*About this task:*
An exact copy of all the entries is needed, with no images in it.

*Given information:*
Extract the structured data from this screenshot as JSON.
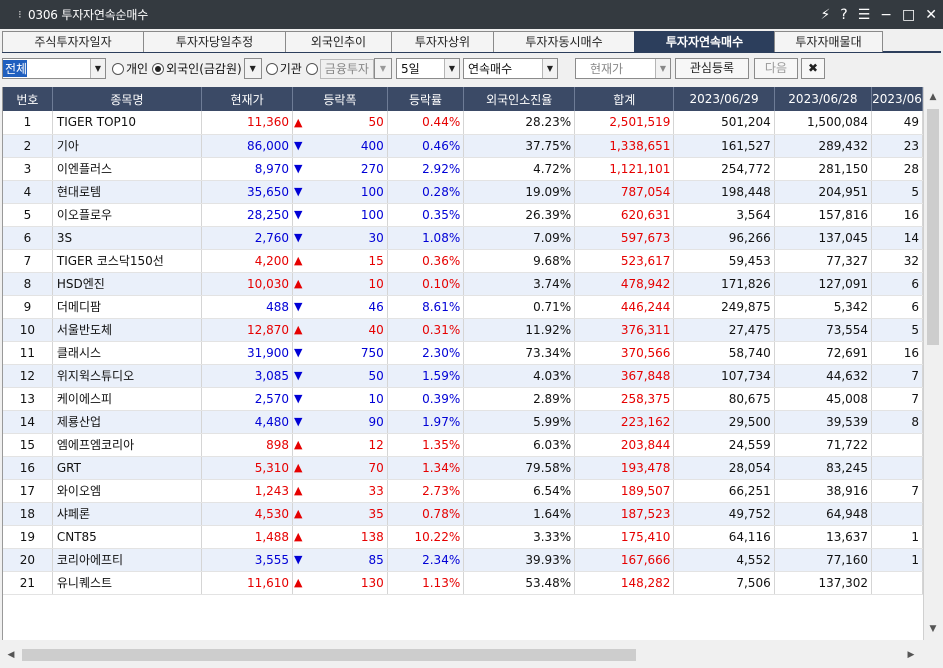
{
  "window": {
    "title": "0306 투자자연속순매수",
    "controls": [
      "⚡",
      "?",
      "☰",
      "−",
      "□",
      "✕"
    ]
  },
  "tabs": [
    {
      "label": "주식투자자일자",
      "active": false
    },
    {
      "label": "투자자당일추정",
      "active": false
    },
    {
      "label": "외국인추이",
      "active": false
    },
    {
      "label": "투자자상위",
      "active": false
    },
    {
      "label": "투자자동시매수",
      "active": false
    },
    {
      "label": "투자자연속매수",
      "active": true
    },
    {
      "label": "투자자매물대",
      "active": false
    }
  ],
  "filters": {
    "market": "전체",
    "radio_individual": "개인",
    "radio_foreign": "외국인(금감원)",
    "radio_institution": "기관",
    "radio_finance": "금융투자",
    "period": "5일",
    "mode": "연속매수",
    "price_button": "현재가",
    "watch_button": "관심등록",
    "next_button": "다음",
    "close_icon": "✖"
  },
  "table": {
    "headers": [
      "번호",
      "종목명",
      "현재가",
      "등락폭",
      "등락률",
      "외국인소진율",
      "합계",
      "2023/06/29",
      "2023/06/28",
      "2023/06"
    ],
    "rows": [
      {
        "no": "1",
        "name": "TIGER TOP10",
        "price": "11,360",
        "dir": "up",
        "change": "50",
        "rate": "0.44%",
        "foreign": "28.23%",
        "total": "2,501,519",
        "d1": "501,204",
        "d2": "1,500,084",
        "d3": "49"
      },
      {
        "no": "2",
        "name": "기아",
        "price": "86,000",
        "dir": "down",
        "change": "400",
        "rate": "0.46%",
        "foreign": "37.75%",
        "total": "1,338,651",
        "d1": "161,527",
        "d2": "289,432",
        "d3": "23"
      },
      {
        "no": "3",
        "name": "이엔플러스",
        "price": "8,970",
        "dir": "down",
        "change": "270",
        "rate": "2.92%",
        "foreign": "4.72%",
        "total": "1,121,101",
        "d1": "254,772",
        "d2": "281,150",
        "d3": "28"
      },
      {
        "no": "4",
        "name": "현대로템",
        "price": "35,650",
        "dir": "down",
        "change": "100",
        "rate": "0.28%",
        "foreign": "19.09%",
        "total": "787,054",
        "d1": "198,448",
        "d2": "204,951",
        "d3": "5"
      },
      {
        "no": "5",
        "name": "이오플로우",
        "price": "28,250",
        "dir": "down",
        "change": "100",
        "rate": "0.35%",
        "foreign": "26.39%",
        "total": "620,631",
        "d1": "3,564",
        "d2": "157,816",
        "d3": "16"
      },
      {
        "no": "6",
        "name": "3S",
        "price": "2,760",
        "dir": "down",
        "change": "30",
        "rate": "1.08%",
        "foreign": "7.09%",
        "total": "597,673",
        "d1": "96,266",
        "d2": "137,045",
        "d3": "14"
      },
      {
        "no": "7",
        "name": "TIGER 코스닥150선",
        "price": "4,200",
        "dir": "up",
        "change": "15",
        "rate": "0.36%",
        "foreign": "9.68%",
        "total": "523,617",
        "d1": "59,453",
        "d2": "77,327",
        "d3": "32"
      },
      {
        "no": "8",
        "name": "HSD엔진",
        "price": "10,030",
        "dir": "up",
        "change": "10",
        "rate": "0.10%",
        "foreign": "3.74%",
        "total": "478,942",
        "d1": "171,826",
        "d2": "127,091",
        "d3": "6"
      },
      {
        "no": "9",
        "name": "더메디팜",
        "price": "488",
        "dir": "down",
        "change": "46",
        "rate": "8.61%",
        "foreign": "0.71%",
        "total": "446,244",
        "d1": "249,875",
        "d2": "5,342",
        "d3": "6"
      },
      {
        "no": "10",
        "name": "서울반도체",
        "price": "12,870",
        "dir": "up",
        "change": "40",
        "rate": "0.31%",
        "foreign": "11.92%",
        "total": "376,311",
        "d1": "27,475",
        "d2": "73,554",
        "d3": "5"
      },
      {
        "no": "11",
        "name": "클래시스",
        "price": "31,900",
        "dir": "down",
        "change": "750",
        "rate": "2.30%",
        "foreign": "73.34%",
        "total": "370,566",
        "d1": "58,740",
        "d2": "72,691",
        "d3": "16"
      },
      {
        "no": "12",
        "name": "위지윅스튜디오",
        "price": "3,085",
        "dir": "down",
        "change": "50",
        "rate": "1.59%",
        "foreign": "4.03%",
        "total": "367,848",
        "d1": "107,734",
        "d2": "44,632",
        "d3": "7"
      },
      {
        "no": "13",
        "name": "케이에스피",
        "price": "2,570",
        "dir": "down",
        "change": "10",
        "rate": "0.39%",
        "foreign": "2.89%",
        "total": "258,375",
        "d1": "80,675",
        "d2": "45,008",
        "d3": "7"
      },
      {
        "no": "14",
        "name": "제룡산업",
        "price": "4,480",
        "dir": "down",
        "change": "90",
        "rate": "1.97%",
        "foreign": "5.99%",
        "total": "223,162",
        "d1": "29,500",
        "d2": "39,539",
        "d3": "8"
      },
      {
        "no": "15",
        "name": "엠에프엠코리아",
        "price": "898",
        "dir": "up",
        "change": "12",
        "rate": "1.35%",
        "foreign": "6.03%",
        "total": "203,844",
        "d1": "24,559",
        "d2": "71,722",
        "d3": ""
      },
      {
        "no": "16",
        "name": "GRT",
        "price": "5,310",
        "dir": "up",
        "change": "70",
        "rate": "1.34%",
        "foreign": "79.58%",
        "total": "193,478",
        "d1": "28,054",
        "d2": "83,245",
        "d3": ""
      },
      {
        "no": "17",
        "name": "와이오엠",
        "price": "1,243",
        "dir": "up",
        "change": "33",
        "rate": "2.73%",
        "foreign": "6.54%",
        "total": "189,507",
        "d1": "66,251",
        "d2": "38,916",
        "d3": "7"
      },
      {
        "no": "18",
        "name": "샤페론",
        "price": "4,530",
        "dir": "up",
        "change": "35",
        "rate": "0.78%",
        "foreign": "1.64%",
        "total": "187,523",
        "d1": "49,752",
        "d2": "64,948",
        "d3": ""
      },
      {
        "no": "19",
        "name": "CNT85",
        "price": "1,488",
        "dir": "up",
        "change": "138",
        "rate": "10.22%",
        "foreign": "3.33%",
        "total": "175,410",
        "d1": "64,116",
        "d2": "13,637",
        "d3": "1"
      },
      {
        "no": "20",
        "name": "코리아에프티",
        "price": "3,555",
        "dir": "down",
        "change": "85",
        "rate": "2.34%",
        "foreign": "39.93%",
        "total": "167,666",
        "d1": "4,552",
        "d2": "77,160",
        "d3": "1"
      },
      {
        "no": "21",
        "name": "유니퀘스트",
        "price": "11,610",
        "dir": "up",
        "change": "130",
        "rate": "1.13%",
        "foreign": "53.48%",
        "total": "148,282",
        "d1": "7,506",
        "d2": "137,302",
        "d3": ""
      }
    ]
  },
  "colors": {
    "up": "#e60000",
    "down": "#0000d6",
    "header_bg": "#3b4a66",
    "active_tab": "#2c3e5c",
    "alt_row": "#eaf0fa"
  }
}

*Solution to the problem:*
Extract the structured data from this screenshot as JSON.
{
  "window": {
    "title": "0306 투자자연속순매수",
    "controls": [
      "⚡",
      "?",
      "☰",
      "−",
      "□",
      "✕"
    ]
  },
  "tabs": [
    {
      "label": "주식투자자일자",
      "active": false
    },
    {
      "label": "투자자당일추정",
      "active": false
    },
    {
      "label": "외국인추이",
      "active": false
    },
    {
      "label": "투자자상위",
      "active": false
    },
    {
      "label": "투자자동시매수",
      "active": false
    },
    {
      "label": "투자자연속매수",
      "active": true
    },
    {
      "label": "투자자매물대",
      "active": false
    }
  ],
  "filters": {
    "market": "전체",
    "radio_individual": "개인",
    "radio_foreign": "외국인(금감원)",
    "radio_institution": "기관",
    "radio_finance": "금융투자",
    "period": "5일",
    "mode": "연속매수",
    "price_button": "현재가",
    "watch_button": "관심등록",
    "next_button": "다음",
    "close_icon": "✖"
  },
  "table": {
    "headers": [
      "번호",
      "종목명",
      "현재가",
      "등락폭",
      "등락률",
      "외국인소진율",
      "합계",
      "2023/06/29",
      "2023/06/28",
      "2023/06"
    ],
    "rows": [
      {
        "no": "1",
        "name": "TIGER TOP10",
        "price": "11,360",
        "dir": "up",
        "change": "50",
        "rate": "0.44%",
        "foreign": "28.23%",
        "total": "2,501,519",
        "d1": "501,204",
        "d2": "1,500,084",
        "d3": "49"
      },
      {
        "no": "2",
        "name": "기아",
        "price": "86,000",
        "dir": "down",
        "change": "400",
        "rate": "0.46%",
        "foreign": "37.75%",
        "total": "1,338,651",
        "d1": "161,527",
        "d2": "289,432",
        "d3": "23"
      },
      {
        "no": "3",
        "name": "이엔플러스",
        "price": "8,970",
        "dir": "down",
        "change": "270",
        "rate": "2.92%",
        "foreign": "4.72%",
        "total": "1,121,101",
        "d1": "254,772",
        "d2": "281,150",
        "d3": "28"
      },
      {
        "no": "4",
        "name": "현대로템",
        "price": "35,650",
        "dir": "down",
        "change": "100",
        "rate": "0.28%",
        "foreign": "19.09%",
        "total": "787,054",
        "d1": "198,448",
        "d2": "204,951",
        "d3": "5"
      },
      {
        "no": "5",
        "name": "이오플로우",
        "price": "28,250",
        "dir": "down",
        "change": "100",
        "rate": "0.35%",
        "foreign": "26.39%",
        "total": "620,631",
        "d1": "3,564",
        "d2": "157,816",
        "d3": "16"
      },
      {
        "no": "6",
        "name": "3S",
        "price": "2,760",
        "dir": "down",
        "change": "30",
        "rate": "1.08%",
        "foreign": "7.09%",
        "total": "597,673",
        "d1": "96,266",
        "d2": "137,045",
        "d3": "14"
      },
      {
        "no": "7",
        "name": "TIGER 코스닥150선",
        "price": "4,200",
        "dir": "up",
        "change": "15",
        "rate": "0.36%",
        "foreign": "9.68%",
        "total": "523,617",
        "d1": "59,453",
        "d2": "77,327",
        "d3": "32"
      },
      {
        "no": "8",
        "name": "HSD엔진",
        "price": "10,030",
        "dir": "up",
        "change": "10",
        "rate": "0.10%",
        "foreign": "3.74%",
        "total": "478,942",
        "d1": "171,826",
        "d2": "127,091",
        "d3": "6"
      },
      {
        "no": "9",
        "name": "더메디팜",
        "price": "488",
        "dir": "down",
        "change": "46",
        "rate": "8.61%",
        "foreign": "0.71%",
        "total": "446,244",
        "d1": "249,875",
        "d2": "5,342",
        "d3": "6"
      },
      {
        "no": "10",
        "name": "서울반도체",
        "price": "12,870",
        "dir": "up",
        "change": "40",
        "rate": "0.31%",
        "foreign": "11.92%",
        "total": "376,311",
        "d1": "27,475",
        "d2": "73,554",
        "d3": "5"
      },
      {
        "no": "11",
        "name": "클래시스",
        "price": "31,900",
        "dir": "down",
        "change": "750",
        "rate": "2.30%",
        "foreign": "73.34%",
        "total": "370,566",
        "d1": "58,740",
        "d2": "72,691",
        "d3": "16"
      },
      {
        "no": "12",
        "name": "위지윅스튜디오",
        "price": "3,085",
        "dir": "down",
        "change": "50",
        "rate": "1.59%",
        "foreign": "4.03%",
        "total": "367,848",
        "d1": "107,734",
        "d2": "44,632",
        "d3": "7"
      },
      {
        "no": "13",
        "name": "케이에스피",
        "price": "2,570",
        "dir": "down",
        "change": "10",
        "rate": "0.39%",
        "foreign": "2.89%",
        "total": "258,375",
        "d1": "80,675",
        "d2": "45,008",
        "d3": "7"
      },
      {
        "no": "14",
        "name": "제룡산업",
        "price": "4,480",
        "dir": "down",
        "change": "90",
        "rate": "1.97%",
        "foreign": "5.99%",
        "total": "223,162",
        "d1": "29,500",
        "d2": "39,539",
        "d3": "8"
      },
      {
        "no": "15",
        "name": "엠에프엠코리아",
        "price": "898",
        "dir": "up",
        "change": "12",
        "rate": "1.35%",
        "foreign": "6.03%",
        "total": "203,844",
        "d1": "24,559",
        "d2": "71,722",
        "d3": ""
      },
      {
        "no": "16",
        "name": "GRT",
        "price": "5,310",
        "dir": "up",
        "change": "70",
        "rate": "1.34%",
        "foreign": "79.58%",
        "total": "193,478",
        "d1": "28,054",
        "d2": "83,245",
        "d3": ""
      },
      {
        "no": "17",
        "name": "와이오엠",
        "price": "1,243",
        "dir": "up",
        "change": "33",
        "rate": "2.73%",
        "foreign": "6.54%",
        "total": "189,507",
        "d1": "66,251",
        "d2": "38,916",
        "d3": "7"
      },
      {
        "no": "18",
        "name": "샤페론",
        "price": "4,530",
        "dir": "up",
        "change": "35",
        "rate": "0.78%",
        "foreign": "1.64%",
        "total": "187,523",
        "d1": "49,752",
        "d2": "64,948",
        "d3": ""
      },
      {
        "no": "19",
        "name": "CNT85",
        "price": "1,488",
        "dir": "up",
        "change": "138",
        "rate": "10.22%",
        "foreign": "3.33%",
        "total": "175,410",
        "d1": "64,116",
        "d2": "13,637",
        "d3": "1"
      },
      {
        "no": "20",
        "name": "코리아에프티",
        "price": "3,555",
        "dir": "down",
        "change": "85",
        "rate": "2.34%",
        "foreign": "39.93%",
        "total": "167,666",
        "d1": "4,552",
        "d2": "77,160",
        "d3": "1"
      },
      {
        "no": "21",
        "name": "유니퀘스트",
        "price": "11,610",
        "dir": "up",
        "change": "130",
        "rate": "1.13%",
        "foreign": "53.48%",
        "total": "148,282",
        "d1": "7,506",
        "d2": "137,302",
        "d3": ""
      }
    ]
  },
  "colors": {
    "up": "#e60000",
    "down": "#0000d6",
    "header_bg": "#3b4a66",
    "active_tab": "#2c3e5c",
    "alt_row": "#eaf0fa"
  }
}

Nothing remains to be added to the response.